Steel companies’ dynamics
Before we look at possible reasons behind steel companies’ recent fall in share prices, we’ll analyze steel companies’ dynamics. Steel companies usually have high beta. They’re riskier compared to broader markets.
It’s important to note that beta measures the movement in a company’s share price—compared to the broader markets. If a company has a beta in excess of one, it implies that the company’s share price will usually rise or fall more than the broader markets.
Steel stocks outperform in bull periods
The above chart shows steel companies’ stock market returns. As you can see, steel plays had a dream run from 2004–2007. During this period, global markets were in a bull phase. Since steel companies have higher beta, their stock prices moved more than the broader indices.
Companies’ share prices—like U.S. Steel Corp. (X) and Steel Dynamics (STLD)—surged during this period. They gave more than 400% returns. Since the SPDR S&P Metals and Mining ETF (XME) invests in these companies, its value also increased.
Fall in share prices

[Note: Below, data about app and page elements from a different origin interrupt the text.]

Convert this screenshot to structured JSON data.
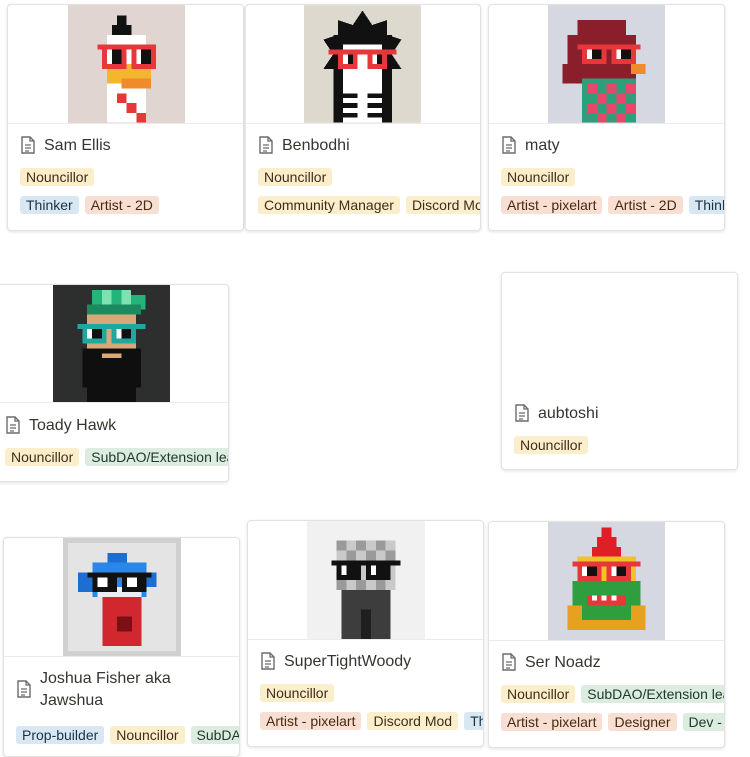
{
  "cards": [
    {
      "name": "Sam Ellis",
      "role": "Nouncillor",
      "tags": [
        {
          "label": "Thinker",
          "color": "blue"
        },
        {
          "label": "Artist - 2D",
          "color": "orange"
        }
      ]
    },
    {
      "name": "Benbodhi",
      "role": "Nouncillor",
      "tags": [
        {
          "label": "Community Manager",
          "color": "yellow"
        },
        {
          "label": "Discord Mod",
          "color": "yellow"
        }
      ]
    },
    {
      "name": "maty",
      "role": "Nouncillor",
      "tags": [
        {
          "label": "Artist - pixelart",
          "color": "orange"
        },
        {
          "label": "Artist - 2D",
          "color": "orange"
        },
        {
          "label": "Thinker",
          "color": "blue"
        }
      ]
    },
    {
      "name": "Toady Hawk",
      "tags": [
        {
          "label": "Nouncillor",
          "color": "yellow"
        },
        {
          "label": "SubDAO/Extension lead",
          "color": "green"
        }
      ]
    },
    {
      "name": "aubtoshi",
      "role": "Nouncillor",
      "tags": []
    },
    {
      "name": "Joshua Fisher aka Jawshua",
      "tags": [
        {
          "label": "Prop-builder",
          "color": "blue"
        },
        {
          "label": "Nouncillor",
          "color": "yellow"
        },
        {
          "label": "SubDAO/Extension lead",
          "color": "green"
        }
      ]
    },
    {
      "name": "SuperTightWoody",
      "role": "Nouncillor",
      "tags": [
        {
          "label": "Artist - pixelart",
          "color": "orange"
        },
        {
          "label": "Discord Mod",
          "color": "yellow"
        },
        {
          "label": "Thinker",
          "color": "blue"
        }
      ]
    },
    {
      "name": "Ser Noadz",
      "tags": [
        {
          "label": "Nouncillor",
          "color": "yellow"
        },
        {
          "label": "SubDAO/Extension lead",
          "color": "green"
        }
      ],
      "tags2": [
        {
          "label": "Artist - pixelart",
          "color": "orange"
        },
        {
          "label": "Designer",
          "color": "orange"
        },
        {
          "label": "Dev - frontend",
          "color": "green"
        }
      ]
    }
  ],
  "colors": {
    "yellow": "#fbeecb",
    "blue": "#d8e7f1",
    "orange": "#f8dfd3",
    "green": "#dcecdf",
    "noggles_red": "#e8373b",
    "noggles_teal": "#1fa8a0"
  },
  "icons": {
    "doc": "page-icon"
  }
}
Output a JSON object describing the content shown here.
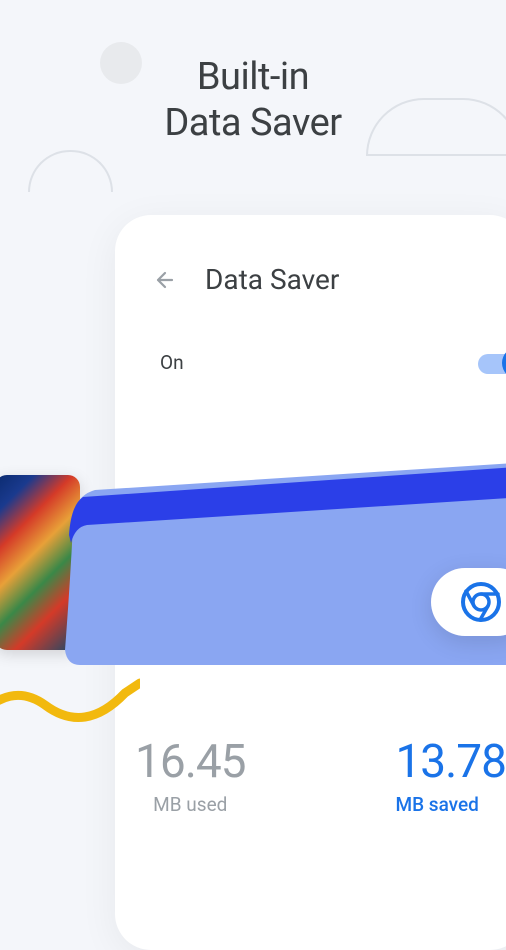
{
  "hero": {
    "title_line1": "Built-in",
    "title_line2": "Data Saver"
  },
  "card": {
    "title": "Data Saver",
    "toggle_label": "On",
    "toggle_state": true
  },
  "stats": {
    "used_value": "16.45",
    "used_label": "MB used",
    "saved_value": "13.78",
    "saved_label": "MB saved"
  },
  "icons": {
    "back": "arrow-left-icon",
    "chrome": "chrome-icon"
  },
  "colors": {
    "accent": "#1a73e8",
    "muted": "#9aa0a6"
  }
}
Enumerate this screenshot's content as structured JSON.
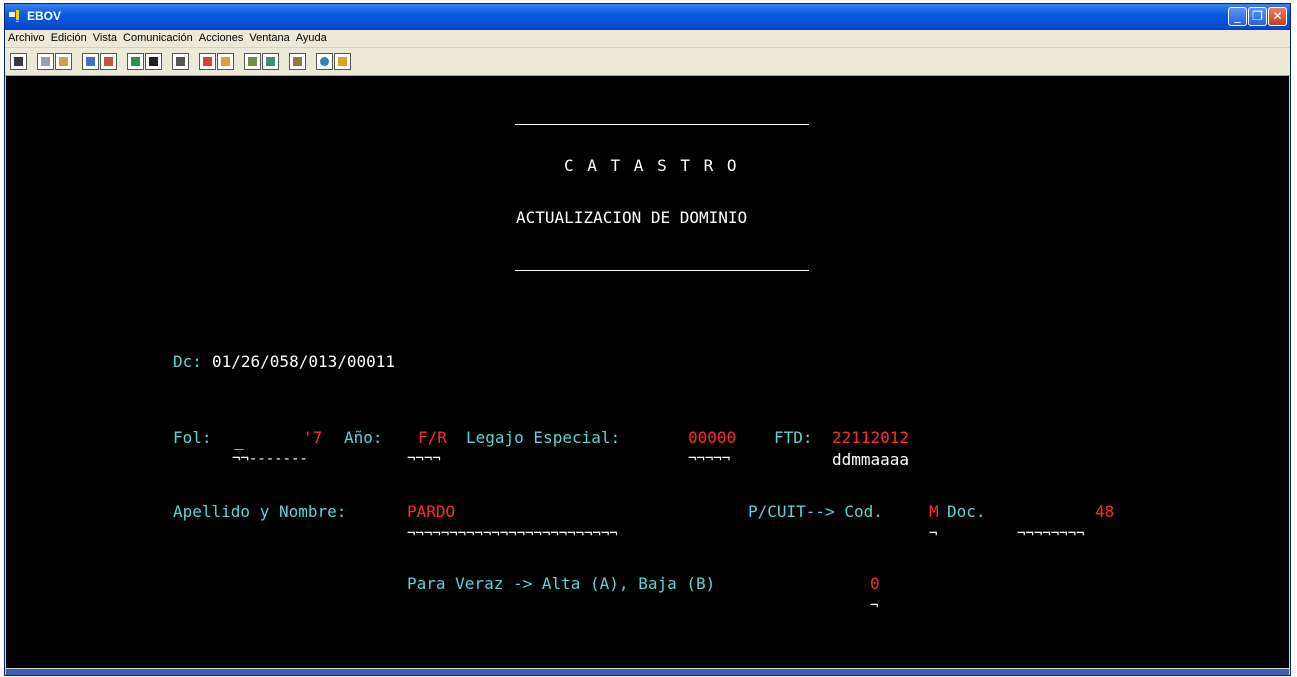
{
  "window": {
    "title": "EBOV",
    "icon": "terminal-app-icon"
  },
  "menu": [
    "Archivo",
    "Edición",
    "Vista",
    "Comunicación",
    "Acciones",
    "Ventana",
    "Ayuda"
  ],
  "toolbar": {
    "count": 20
  },
  "screen": {
    "heading": "C A T A S T R O",
    "subheading": "ACTUALIZACION DE DOMINIO",
    "dc_label": "Dc:",
    "dc_value": "01/26/058/013/00011",
    "fol_label": "Fol:",
    "fol_value": "_",
    "fol_value2": "'7",
    "fol_underline": "¬¬-------",
    "anio_label": "Año:",
    "anio_value": "F/R",
    "anio_underline": "¬¬¬¬",
    "legajo_label": "Legajo Especial:",
    "legajo_value": "00000",
    "legajo_underline": "¬¬¬¬¬",
    "ftd_label": "FTD:",
    "ftd_value": "22112012",
    "ftd_hint": "ddmmaaaa",
    "nombre_label": "Apellido y Nombre:",
    "nombre_value": "PARDO",
    "nombre_underline": "¬¬¬¬¬¬¬¬¬¬¬¬¬¬¬¬¬¬¬¬¬¬¬¬¬",
    "cuit_label": "P/CUIT--> Cod.",
    "cod_value": "M",
    "cod_underline": "¬",
    "doc_label": "Doc.",
    "doc_value": "48",
    "doc_underline": "¬¬¬¬¬¬¬¬",
    "veraz_label": "Para Veraz -> Alta (A), Baja (B)",
    "veraz_value": "0",
    "veraz_underline": "¬"
  }
}
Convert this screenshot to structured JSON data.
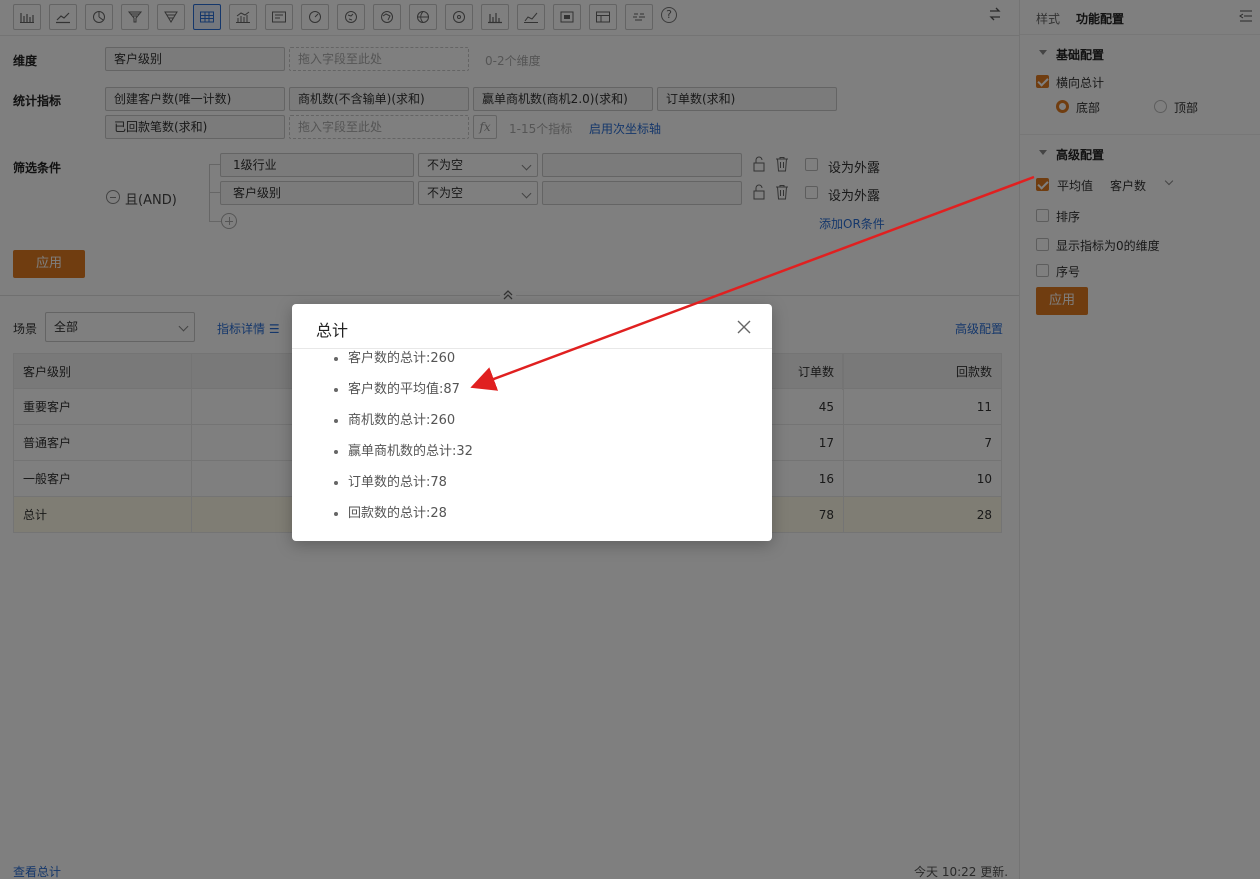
{
  "toolbar": {
    "icons": [
      "bar-chart-icon",
      "line-chart-icon",
      "pie-chart-icon",
      "funnel-icon",
      "funnel-alt-icon",
      "table-icon",
      "combo-chart-icon",
      "card-icon",
      "gauge-icon",
      "map-icon",
      "map-china-icon",
      "world-map-icon",
      "globe-map-icon",
      "column-chart-icon",
      "area-chart-icon",
      "image-chart-icon",
      "detail-table-icon",
      "word-cloud-icon"
    ],
    "active_index": 5,
    "help_label": "?"
  },
  "dimension": {
    "label": "维度",
    "value": "客户级别",
    "drop_placeholder": "拖入字段至此处",
    "hint": "0-2个维度"
  },
  "metrics": {
    "label": "统计指标",
    "items": [
      "创建客户数(唯一计数)",
      "商机数(不含输单)(求和)",
      "赢单商机数(商机2.0)(求和)",
      "订单数(求和)",
      "已回款笔数(求和)"
    ],
    "drop_placeholder": "拖入字段至此处",
    "fx_label": "fx",
    "hint": "1-15个指标",
    "secondary_axis_link": "启用次坐标轴"
  },
  "filters": {
    "label": "筛选条件",
    "logic": "且(AND)",
    "rows": [
      {
        "field": "1级行业",
        "op": "不为空",
        "expose": "设为外露"
      },
      {
        "field": "客户级别",
        "op": "不为空",
        "expose": "设为外露"
      }
    ],
    "add_or": "添加OR条件",
    "apply": "应用"
  },
  "scene": {
    "label": "场景",
    "value": "全部",
    "metric_detail": "指标详情",
    "advanced": "高级配置"
  },
  "table": {
    "headers": [
      "客户级别",
      "订单数",
      "回款数"
    ],
    "rows": [
      [
        "重要客户",
        "45",
        "11"
      ],
      [
        "普通客户",
        "17",
        "7"
      ],
      [
        "一般客户",
        "16",
        "10"
      ],
      [
        "总计",
        "78",
        "28"
      ]
    ]
  },
  "footer": {
    "view_total": "查看总计",
    "updated": "今天 10:22 更新."
  },
  "sidebar": {
    "tabs": [
      "样式",
      "功能配置"
    ],
    "active_tab": 1,
    "basic": {
      "title": "基础配置",
      "horizontal_total": "横向总计",
      "positions": [
        "底部",
        "顶部"
      ],
      "selected": 0
    },
    "advanced": {
      "title": "高级配置",
      "avg_label": "平均值",
      "avg_field": "客户数",
      "sort": "排序",
      "show_zero": "显示指标为0的维度",
      "seq": "序号",
      "apply": "应用"
    }
  },
  "dialog": {
    "title": "总计",
    "items": [
      "客户数的总计:260",
      "客户数的平均值:87",
      "商机数的总计:260",
      "赢单商机数的总计:32",
      "订单数的总计:78",
      "回款数的总计:28"
    ]
  },
  "colors": {
    "accent": "#e07b20",
    "link": "#2b6fd6",
    "arrow": "#e02020"
  }
}
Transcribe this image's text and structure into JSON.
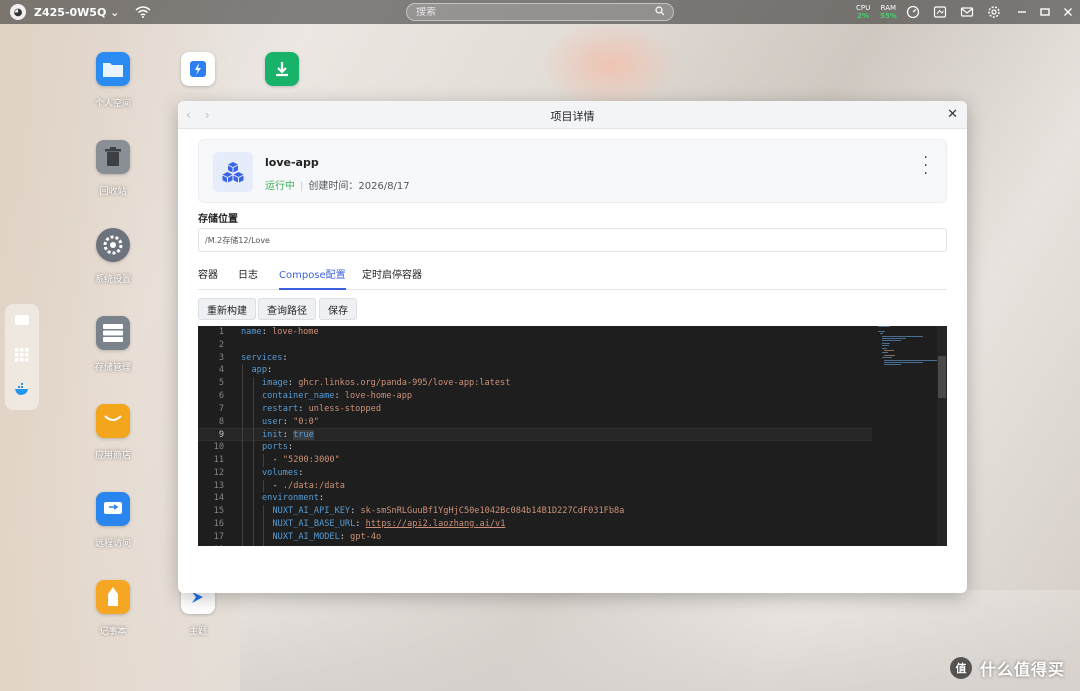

During the peak of the global financial crisis, stock markets plunged globally. Steel companies were no exception. As you can see in the previous chart, U.S. Steel Corp’s (X) share prices fell by more than 80% in one year. Other steel plays—like ArcelorMittal (MT) and Nucor (NUE)—also saw huge declines in their share prices. This decline was more intense than the fall in the broader markets.
Steel companies came back into focus again in 2013. What factors made investors flock back to steel companies? It’s important to understand these factors before we can understand the recent downturn in these shares. We’ll discuss this more in the next part of the series.